- Preheat your oven to 350 degrees. Seed, stem, and devein the chiles (just stem the arbol chiles and shake out the seeds, no ned to de-vein). Arrange on a cookie sheet with a little space between and toast in the oven for 6-7 minutes.
- Add chiles and garlic to a pot with enough water to fully cover them. Cover with lid and bring to a simmer. Cook until the chiles are very soft. About 30 minutes.
- Add all of the adobo ingredients to a blender. Blend very well, adding a couple of cups of the cooking liquid to properly blend to a very smooth puree. 2-5 minutes.
- Add all of the adobo paste back into the cooking liquid, along with the chicken bouillon paste, whisk thoroughly.
- Working in batches, brown the ribs on all sides.
- Pour the cooking liquid into a very large dutch oven and dissolve the bouillon paste into it. Whisk thoroughly. Add the ribs to the pot and add enough water to almost cover. Add onion, garlic, bay leaves, and salt. Bring to a simmer.
- Cut off a piece of foil large enough to fold over once and cover the top of the dutch oven. Place it on the pot, then tightly push the lid down over it so that it functions as a gasket.
- Place the pot in the oven and cook for 3 hours or until fork-tender.
- Take the pot out of the oven, and remove the meat. Shred with a fork, discarding the bones and gristle. Add 1/2 cup of the cooking liquid back into the meat and stir well.

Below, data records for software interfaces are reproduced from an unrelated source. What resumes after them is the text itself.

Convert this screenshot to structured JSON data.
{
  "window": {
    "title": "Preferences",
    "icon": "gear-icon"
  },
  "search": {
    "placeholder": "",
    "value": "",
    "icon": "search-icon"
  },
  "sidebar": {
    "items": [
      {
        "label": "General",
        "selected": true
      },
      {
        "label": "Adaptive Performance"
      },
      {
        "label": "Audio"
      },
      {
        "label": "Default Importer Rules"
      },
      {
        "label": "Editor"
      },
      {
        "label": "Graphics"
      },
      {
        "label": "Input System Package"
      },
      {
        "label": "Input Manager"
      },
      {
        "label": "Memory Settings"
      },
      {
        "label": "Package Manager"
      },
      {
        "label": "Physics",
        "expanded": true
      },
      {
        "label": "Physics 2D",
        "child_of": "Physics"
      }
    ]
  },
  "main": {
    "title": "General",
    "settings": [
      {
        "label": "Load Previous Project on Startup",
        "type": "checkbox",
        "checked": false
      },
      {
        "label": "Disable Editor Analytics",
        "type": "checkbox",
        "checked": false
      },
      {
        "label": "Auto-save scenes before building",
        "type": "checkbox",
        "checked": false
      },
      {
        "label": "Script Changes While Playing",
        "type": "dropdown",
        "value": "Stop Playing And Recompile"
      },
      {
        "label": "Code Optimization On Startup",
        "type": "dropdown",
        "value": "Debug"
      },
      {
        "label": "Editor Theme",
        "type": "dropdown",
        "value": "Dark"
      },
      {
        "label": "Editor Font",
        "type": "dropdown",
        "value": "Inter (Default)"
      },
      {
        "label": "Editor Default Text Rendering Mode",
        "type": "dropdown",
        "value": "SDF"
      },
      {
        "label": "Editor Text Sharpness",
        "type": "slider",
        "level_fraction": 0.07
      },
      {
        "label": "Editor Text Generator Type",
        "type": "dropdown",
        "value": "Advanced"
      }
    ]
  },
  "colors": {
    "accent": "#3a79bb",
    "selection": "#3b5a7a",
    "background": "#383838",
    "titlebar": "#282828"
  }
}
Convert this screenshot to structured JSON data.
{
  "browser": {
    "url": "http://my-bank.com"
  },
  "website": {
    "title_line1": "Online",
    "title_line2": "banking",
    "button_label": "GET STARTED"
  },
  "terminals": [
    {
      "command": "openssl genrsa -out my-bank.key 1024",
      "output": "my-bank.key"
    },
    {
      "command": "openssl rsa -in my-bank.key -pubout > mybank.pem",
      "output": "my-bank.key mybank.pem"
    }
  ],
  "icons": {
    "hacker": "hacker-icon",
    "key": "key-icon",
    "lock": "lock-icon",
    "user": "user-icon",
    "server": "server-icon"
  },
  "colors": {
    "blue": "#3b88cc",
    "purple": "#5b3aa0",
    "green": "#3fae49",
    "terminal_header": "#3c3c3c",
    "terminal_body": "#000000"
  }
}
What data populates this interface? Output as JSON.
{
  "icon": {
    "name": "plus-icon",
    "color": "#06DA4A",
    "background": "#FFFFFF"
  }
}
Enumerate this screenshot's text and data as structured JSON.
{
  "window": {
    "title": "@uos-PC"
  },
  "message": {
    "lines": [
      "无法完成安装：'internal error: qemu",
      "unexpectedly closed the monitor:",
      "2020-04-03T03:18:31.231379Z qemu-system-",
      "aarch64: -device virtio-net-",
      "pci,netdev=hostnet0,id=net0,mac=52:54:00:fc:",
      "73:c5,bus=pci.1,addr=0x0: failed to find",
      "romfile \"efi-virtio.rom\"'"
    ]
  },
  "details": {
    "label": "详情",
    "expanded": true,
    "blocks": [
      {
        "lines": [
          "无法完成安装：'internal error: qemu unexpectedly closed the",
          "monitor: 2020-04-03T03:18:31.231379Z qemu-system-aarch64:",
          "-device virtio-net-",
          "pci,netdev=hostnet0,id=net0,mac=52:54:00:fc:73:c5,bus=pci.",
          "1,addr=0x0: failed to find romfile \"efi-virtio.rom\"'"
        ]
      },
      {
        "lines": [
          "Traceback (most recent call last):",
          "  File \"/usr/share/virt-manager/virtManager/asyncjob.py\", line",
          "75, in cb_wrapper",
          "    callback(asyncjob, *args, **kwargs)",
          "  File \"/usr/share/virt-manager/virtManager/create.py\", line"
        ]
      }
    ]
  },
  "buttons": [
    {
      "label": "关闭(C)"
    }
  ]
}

- Spoon off any fat that has risen to the surface of the dutch oven and discard.
- Heat the vegetable oil in a cast-iron skillet over medium heat until hot. Dip the corn tortillas into the broth to wet both sides, then place on the skillet. Don't flip until the tortilla firms up. (follow the cooking steps above to make this step easy for you)
- Once you flip the tortilla, add some of the shredded meat and cheese. Fold over and fry on each side until somewhat crisp.
- Serve with a bowl of the broth, cilantro, fresh onions, and hot sauce.